Element 2: Did the promise induce such action or forbearance?
Second, a plaintiff will have to show that there was a direct cause-effect relationship between the promisor’s promise and the promisee’s action.
Quake Construction v. American Airlines, also involved a subcontractor dispute about work on a construction project, but this time it was the subcontractor who sued. The plaintiff, the subcontractor, alleged that it relied on an oral promise from an airline that it was awarded a project to complete the expansion of the airline’s facilities at O’Hare Airport in Chicago.
Promissory estoppel was applied and the airline’s promise was enforceable even though it was unsupported by consideration. The subcontractor had expanded its office space, hired a project manager, and secured other subcontractors for the facility expansion project all because of the oral promise. A direct cause and effect relationship existed because the subcontractor would have no reason for taking all these actions in the absence of such a promise.
Element 3: Can injustice be avoided by enforcement of the promise?

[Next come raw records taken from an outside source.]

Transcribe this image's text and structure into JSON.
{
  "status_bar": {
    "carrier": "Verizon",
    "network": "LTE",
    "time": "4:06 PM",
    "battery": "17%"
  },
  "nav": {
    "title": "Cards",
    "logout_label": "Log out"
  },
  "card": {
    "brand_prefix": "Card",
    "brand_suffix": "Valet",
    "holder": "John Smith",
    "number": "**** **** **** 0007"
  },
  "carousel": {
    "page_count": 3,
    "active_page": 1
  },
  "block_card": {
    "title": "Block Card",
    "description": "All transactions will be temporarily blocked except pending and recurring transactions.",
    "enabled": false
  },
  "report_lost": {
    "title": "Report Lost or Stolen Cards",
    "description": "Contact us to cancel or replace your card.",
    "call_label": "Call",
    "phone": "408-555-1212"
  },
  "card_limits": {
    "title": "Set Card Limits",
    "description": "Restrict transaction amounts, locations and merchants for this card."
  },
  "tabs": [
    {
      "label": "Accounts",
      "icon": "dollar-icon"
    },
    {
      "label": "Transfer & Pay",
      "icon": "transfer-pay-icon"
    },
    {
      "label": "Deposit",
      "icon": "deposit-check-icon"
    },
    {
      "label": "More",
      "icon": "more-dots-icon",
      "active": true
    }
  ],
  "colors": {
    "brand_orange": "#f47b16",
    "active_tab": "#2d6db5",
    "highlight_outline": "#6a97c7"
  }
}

Courts interpret the term “injustice” to mean an unfair result. If an unfair result would otherwise occur, a promise will be enforced by awarding damages to a harmed party. Damages, however, are limited to reliance damages, which means the amount of harm suffered because of the reliance on the promise. While courts generally prefer to award expectation damages, which means the full promised value of the agreement, these are not necessarily available in promissory estoppel cases. The court will award only those damages necessary to avoid injustice.
For example, assume that a homeowner tells an interior designer that he will hire the designer to remodel the home’s living room and two bathrooms, but no binding contract is agreed to. The interior designer spends money to purchase new wallpaper, new paint and tools necessary for the remodeling. The day before the project begins, the homeowner backs out and says he no longer needs the interior designer’s services. This is a classic example of where promissory estoppel may be applied. Although there was no binding agreement between the parties, the designer detrimentally relied on the homeowner’s promise.
What will a court award if the interior designer is successful in a lawsuit against the homeowner? Most likely, it will only award reliance damages, or the costs spent “in reliance” of the contract performance, which is what is necessary to avoid injustice. As such, the interior designer can recover the costs spent on wallpaper, paint, and tools, but not the full amount that he would have earned had the project been completed.
Promissory estoppel plays an important role in American contract law to hold parties accountable and ensure equity, even in the absence of consideration. It is a critical tool that courts can use to avoid injustice when the general contract law rules would cause unfair results.
 Eric Mills Holmes, “The Four Phases of Promissory Estoppel”, 20 Seattle U. L. Rev. 45, (1996).
 Eric Alden, “Rethinking Promissory Estoppel”, 16 Nev. L.J. 659, (2016).
 Section 90, Restatement of the Law of Contracts (Am. Law Inst. 1932).
 Meadow Ridge Capital, LLC v. Levi, 29 Misc. 3d 1224(A), (2010).
 Benjamin Boyer, “Promissory Estoppel: Requirements and Limitations of the Doctrine”, 98 U. Pa. L. Rev. 459, (1950).
 Double AA Builders, Ltd. v. Grand State Constr. L.L.C., 210 Ariz. 503, (2005).
 Quake Constr., Inc. v. American Airlines, Inc., 141 Ill. 2d 281, (1990).